06/20/2012 06:13 pm ET Updated Aug 21, 2012

Kyprolis: FDA Advisers Back Blood Cancer Drug For Some Patients

* Drug meant for myeloma patients who failed other medicines

* Advisers vote 11-0 in favor

* Shares of Ligand, which gets royalties, up nearly 13 pct (Adds details on data, company comment)

By Anna Yukhananov

SILVER SPRING, Md., June 20 (Reuters) - U.S. drug advisers backed Onyx Pharmaceuticals Inc's drug for patients who have failed to successfully treat their blood cancer with other medicines, making it likely the drug would secure approval from U.S. regulators.

A panel of outside advisers to the Food and Drug Administration voted unanimously to recommend approval of Onyx's drug, to be sold as Kyprolis, for treating multiple myeloma in people who have tried at least two other medicines.

The FDA usually follows panel recommendations, although it is not required to, and will make a final decision by July 27.

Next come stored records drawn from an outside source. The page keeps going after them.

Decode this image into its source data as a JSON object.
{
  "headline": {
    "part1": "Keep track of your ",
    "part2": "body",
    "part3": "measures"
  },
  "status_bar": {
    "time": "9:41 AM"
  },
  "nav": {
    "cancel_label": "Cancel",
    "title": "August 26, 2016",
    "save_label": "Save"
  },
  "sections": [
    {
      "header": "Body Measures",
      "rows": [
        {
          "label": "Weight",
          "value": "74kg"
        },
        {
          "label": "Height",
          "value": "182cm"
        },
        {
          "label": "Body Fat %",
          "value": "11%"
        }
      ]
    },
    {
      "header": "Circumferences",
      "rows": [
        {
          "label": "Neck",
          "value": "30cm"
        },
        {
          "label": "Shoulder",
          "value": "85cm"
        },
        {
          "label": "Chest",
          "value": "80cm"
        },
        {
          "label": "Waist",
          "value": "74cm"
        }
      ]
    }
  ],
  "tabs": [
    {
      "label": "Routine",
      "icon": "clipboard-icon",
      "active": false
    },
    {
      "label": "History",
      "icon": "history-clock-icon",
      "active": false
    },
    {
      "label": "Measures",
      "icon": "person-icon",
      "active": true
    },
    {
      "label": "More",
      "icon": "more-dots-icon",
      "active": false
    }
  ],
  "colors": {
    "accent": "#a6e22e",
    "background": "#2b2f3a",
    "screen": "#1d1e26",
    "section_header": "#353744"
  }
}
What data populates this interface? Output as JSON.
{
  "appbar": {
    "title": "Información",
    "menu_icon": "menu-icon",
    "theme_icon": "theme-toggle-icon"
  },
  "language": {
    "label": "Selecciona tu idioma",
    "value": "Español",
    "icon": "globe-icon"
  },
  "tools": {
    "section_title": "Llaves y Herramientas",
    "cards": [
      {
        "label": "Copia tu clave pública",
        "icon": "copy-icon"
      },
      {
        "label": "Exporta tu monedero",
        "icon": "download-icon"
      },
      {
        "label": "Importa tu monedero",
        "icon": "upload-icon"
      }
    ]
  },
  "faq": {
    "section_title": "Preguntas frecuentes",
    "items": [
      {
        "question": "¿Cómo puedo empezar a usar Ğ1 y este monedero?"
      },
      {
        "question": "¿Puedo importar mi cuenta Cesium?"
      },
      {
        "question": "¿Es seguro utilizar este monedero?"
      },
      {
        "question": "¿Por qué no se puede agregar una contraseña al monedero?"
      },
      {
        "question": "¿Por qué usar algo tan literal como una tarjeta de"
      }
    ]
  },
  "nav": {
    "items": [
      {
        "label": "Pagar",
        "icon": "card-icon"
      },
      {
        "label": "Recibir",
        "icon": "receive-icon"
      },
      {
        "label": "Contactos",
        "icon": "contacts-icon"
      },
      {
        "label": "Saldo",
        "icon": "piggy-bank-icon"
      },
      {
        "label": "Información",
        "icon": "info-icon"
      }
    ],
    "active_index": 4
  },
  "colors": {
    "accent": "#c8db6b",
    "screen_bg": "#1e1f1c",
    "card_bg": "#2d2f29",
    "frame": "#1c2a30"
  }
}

Multiple myeloma, a type of cancer that affects the plasma cells in bone marrow, is relatively rare in the United States but often deadly. In 2012, about 21,700 new cases of multiple myeloma will be diagnosed in the United States, and about 10,710 people will die from the disease, according to the American Cancer Society.

Analysts expect the multiple myeloma market to reach $5.4 billion by 2016, with carfilzomib - the chemical name of Kyprolis - garnering about $570 million if it is approved, according to Thomson Reuters forecasts.

Onyx shares were halted during the panel's discussion and vote. Shares of Ligand Pharmaceuticals Inc - a small biotech firm that contributed to Kyprolis and would receive royalties from its sales - closed up 12.8 percent at $14.55.

Panel members said the drug gave people another option to try to beat back the disease.

"I do think this drug is beneficial to this patient population given the limited therapeutic options available," said panel member Dr. Michael Menefee, assistant professor in hematology and oncology at the Mayo Clinic.

The Onyx drug is a proteasome inhibitor with the same mechanism of action as Takeda Pharmaceutical Co Ltd's Velcade, or bortezomib, a commonly used treatment for multiple myeloma available since 2003.

Onyx said about a fifth of all myeloma patients have cancer that no longer responds to standard drugs, leaving room for another option. The company is seeking approval in only those people who have already tried at least two other myeloma treatments, including Velcade and Celgene Corp's Revlimid or Thalomid, known chemically as thalidomide.

About 23 percent of people taking Kyprolis had some response to it during clinical trials, and the response lasted for just under 8 months.

Dr. Richard Pazdur, head of the FDA's office of oncology, said the duration of response was significant, and suggested the drug had a unique way of targeting the cancer.


Onyx submitted its application under a process known as accelerated approval, when a single clinical trial is sufficient to show benefit, as long as the company conducts a follow-up study to confirm the drug actually works. This designation is given to drugs that treat an unmet medical need.

The company tested its drug in 266 patients in a single-arm study, meaning the drug's effects were not compared to any other medicine or to a placebo.

Initial results from a larger study will be available in about a year, and Onyx is also testing the drug in newly diagnosed multiple myeloma patients.

Some panel members said they were nervous about granting approval based on such a small study, especially as the drug was linked to some serious heart, lung and liver side effects, and at least seven people died from the treatment.

In a review posted before the panel meeting, FDA staff said the study's design made it more difficult to decide if the side effects were linked to the drug, or were due to people's underlying cancer or other causes.

But patients who testified during the public comment portion of the meeting said they were happy to endure side effects in exchange for living longer.

Dr. James Omel, the patient representative on the panel, said myeloma patients constantly need new drugs once their disease changes and stops responding to older medicines.

"The thing about carfilzomib is it doesn't cure myeloma," he said. "But it will buy us precious time."

Onyx said it would work with the FDA to bring the drug to patients as quickly as possible. (Reporting by Anna Yukhananov; Editing by Gary Hill, Bernard Orr, Phil Berlowitz)